Skye (not her real name) is a young, beautiful woman with a long history of addiction.
She explains that her addiction started at a young age, as did her need for validation and approval. Marijuana was the first substance she used at just 12 or 13-years old, but, over the next 20 years, she went on to use many other substances. By the time she came to Gulf Breeze Recovery, heroin was her drug of choice. She was also using meth and anything else she could get her hands on. She admits that, by that time, she would try anything.
She didn’t want to be addicted and, from time to time, would try to stop using. However, she could rarely make it through even one day because the withdrawal was so severe.

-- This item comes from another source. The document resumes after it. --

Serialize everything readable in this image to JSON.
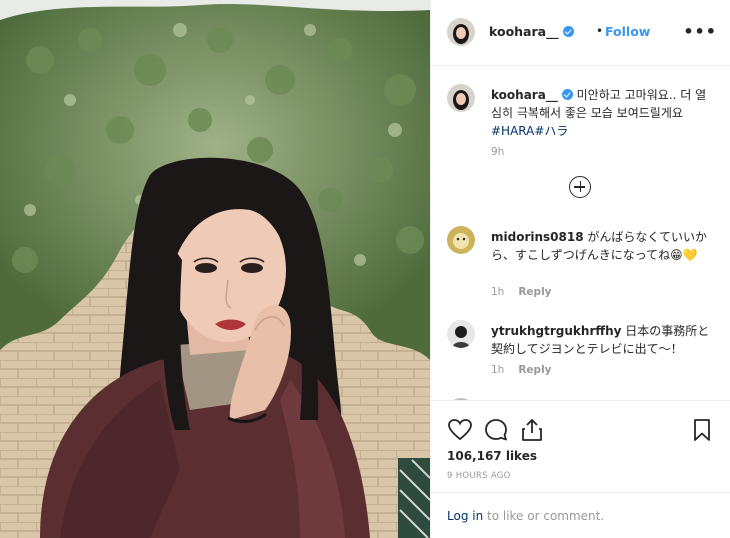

In 2012, Skye started a nine-month, 12-step based heroin treatment program, but, after only four months, she left against medical advice. She started using again immediately.
For the next five years, her drug use continued to progress. She admits that, when she hit rock bottom, it was almost like she would think, maybe I can go a little lower. Rock bottom was a place that she found herself again and again. Skye felt sure that the drugs would kill her. She was desperate but didn’t know what to do.
Her family relationships were strained. She wasn’t allowed in her father’s house, not even for family gatherings or holidays. Skye’s children were with other family members because she couldn’t take care of herself, much less her children. She felt hopeless and worthless.
Skye was not, however, the only person in her family to struggle with addiction. Both of her brothers and their wives were in recovery from addiction, so she knew that recovery was possible. She didn’t really believe that she would qualify for a new way of life, though; after all, she had been heavily addicted her entire adult life.
The turning point for Skye was Christmas of 2017.
Her brothers and sisters-in-law offered her the opportunity to go to treatment. This was not the first time that her family had reached out to her, but, this time, she agreed. Within just a few hours, her brother and sister-in-law were driving her to Gulf Breeze Recovery. She said that it all happened so quickly, she didn’t have time to be afraid.
At Gulf Breeze Recovery, she settled into the program and began to learn a lot about herself. She realized that she couldn’t run from her feelings and that she didn’t have to be afraid of them. She even began to see that her addiction had prevented her from learning some of the things that others her age take for granted. Finally, and with surprise, she began to see her own self-worth and have hope for her future.
Feeling that she needed a slower transition back into the real world, and after successfully completing the program at Gulf Breeze Recovery, she chose to go to a women’s recovery home for another 6-months. At first, she rebelled against the strict rules, having a curfew, not being allowed to have a relationship or even ride in a car with someone of the opposite sex. But she stuck with it. Something inside her told her that she was on the right track. She got a job and kept it for a year. She learned the importance of a good aftercare plan and followed the one she had made for herself. At Gulf Breeze Recovery, she learned to listen to the wisdom that whispered to her in moments of clarity. Although her aftercare plan was more structured than others’, it was a plan she made for herself from her own wisdom. She went to support meetings and came to value friendships with others who were improving their lives and choosing to be substance free. She now recognizes that the six months was a good choice for her.
“If I could do it, anyone can.”
Skye has now been substance-free for fifteen months, and every aspect of her life has changed for the better. For the first time in her life, she has her own apartment. She is working and has a good income. She has chosen to still not get involved in a relationship and instead is focusing on the present and learning who she really is.
She recognizes the fear that people with addiction face when thinking about going into a treatment program. “It’s frightening,” she explained, “to relinquish control and to allow other people to show you how to live. I had to learn to become humble and to get out of my own way.”
“It is all worth it,” Skye emphasized, “help is available.” With a touch of humor, she added, “But then you find out it truly is an inside job, and you can do it. You can always be who you were meant to be.”
“If I could do it, anyone can,” she said. “When people want to help you, let them!”
What a difference a year makes. Christmas of 2018, Skye spent time with her family and reconnected in ways she had not thought would be possible. She was welcomed at her father’s home and spent time with her daughter.
The advice Skye would give someone who has been through chronic relapse, “Don’t give up! Take a chance to be something different. Some people don’t have that opportunity. Get treatment – you are worth it!”
By helping a loved one overcome the fear of treatment and committing to taking that step, can be the best decision of their life. If you or a loved one are battling addiction or relapse and looking for a facility that can help make a difference contact us at Gulf Breeze Recovery or call: 833.551.2356 to speak to an addiction expert to learn more about how our program has helped so many people overcome their addiction and embrace life.
We help people not just to survive, but to THRIVE®.
Researchers Identify Role of Key Brain Signaling Protein in Alcohol Use Disorder
January 29, 2021
College Students Who Returned Home Due to Pandemic Drinking Less
January 29, 2021
Overdose Deaths Soar in the Midst of a Pandemic
January 27, 2021
Alcoholism Today in Seniors and Younger Generations
January 20, 2021